» **DATA SHOWN**

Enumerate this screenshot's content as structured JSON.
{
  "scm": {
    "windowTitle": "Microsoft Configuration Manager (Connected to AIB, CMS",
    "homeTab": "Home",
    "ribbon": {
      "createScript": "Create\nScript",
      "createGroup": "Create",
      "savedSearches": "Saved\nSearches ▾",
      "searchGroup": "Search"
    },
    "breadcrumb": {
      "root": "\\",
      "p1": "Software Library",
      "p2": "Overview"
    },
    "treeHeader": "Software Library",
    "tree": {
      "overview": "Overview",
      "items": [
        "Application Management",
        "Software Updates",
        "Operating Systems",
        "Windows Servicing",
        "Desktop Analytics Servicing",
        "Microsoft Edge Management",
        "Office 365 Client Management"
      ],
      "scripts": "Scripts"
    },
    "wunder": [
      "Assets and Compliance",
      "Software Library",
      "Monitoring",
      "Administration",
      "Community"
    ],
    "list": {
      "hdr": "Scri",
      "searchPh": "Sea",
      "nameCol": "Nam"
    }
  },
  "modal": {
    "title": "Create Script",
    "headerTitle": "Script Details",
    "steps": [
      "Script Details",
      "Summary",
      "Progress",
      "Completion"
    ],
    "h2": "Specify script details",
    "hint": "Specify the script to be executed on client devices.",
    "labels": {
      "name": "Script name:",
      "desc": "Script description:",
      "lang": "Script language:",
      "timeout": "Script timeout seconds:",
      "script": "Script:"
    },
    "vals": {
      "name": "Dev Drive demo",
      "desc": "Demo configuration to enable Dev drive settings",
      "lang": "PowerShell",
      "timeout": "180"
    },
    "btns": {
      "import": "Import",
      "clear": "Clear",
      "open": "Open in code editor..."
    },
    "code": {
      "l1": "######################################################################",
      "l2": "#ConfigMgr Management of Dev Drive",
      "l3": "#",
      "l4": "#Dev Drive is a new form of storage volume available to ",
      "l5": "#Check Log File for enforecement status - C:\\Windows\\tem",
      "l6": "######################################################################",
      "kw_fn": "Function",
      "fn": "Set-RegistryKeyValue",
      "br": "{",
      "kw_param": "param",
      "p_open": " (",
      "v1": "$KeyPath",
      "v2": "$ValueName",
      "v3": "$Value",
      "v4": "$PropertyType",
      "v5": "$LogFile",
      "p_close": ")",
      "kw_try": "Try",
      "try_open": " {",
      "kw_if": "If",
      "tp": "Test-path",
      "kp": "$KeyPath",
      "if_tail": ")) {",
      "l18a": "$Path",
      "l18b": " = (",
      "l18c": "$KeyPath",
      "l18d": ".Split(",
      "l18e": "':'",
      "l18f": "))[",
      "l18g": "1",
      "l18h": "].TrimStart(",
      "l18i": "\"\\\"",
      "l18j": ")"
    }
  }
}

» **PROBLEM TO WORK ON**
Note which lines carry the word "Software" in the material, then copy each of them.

» **SOLUTION BELOW**
      "p1": "Software Library",
    "treeHeader": "Software Library",
        "Software Updates",
      "Software Library",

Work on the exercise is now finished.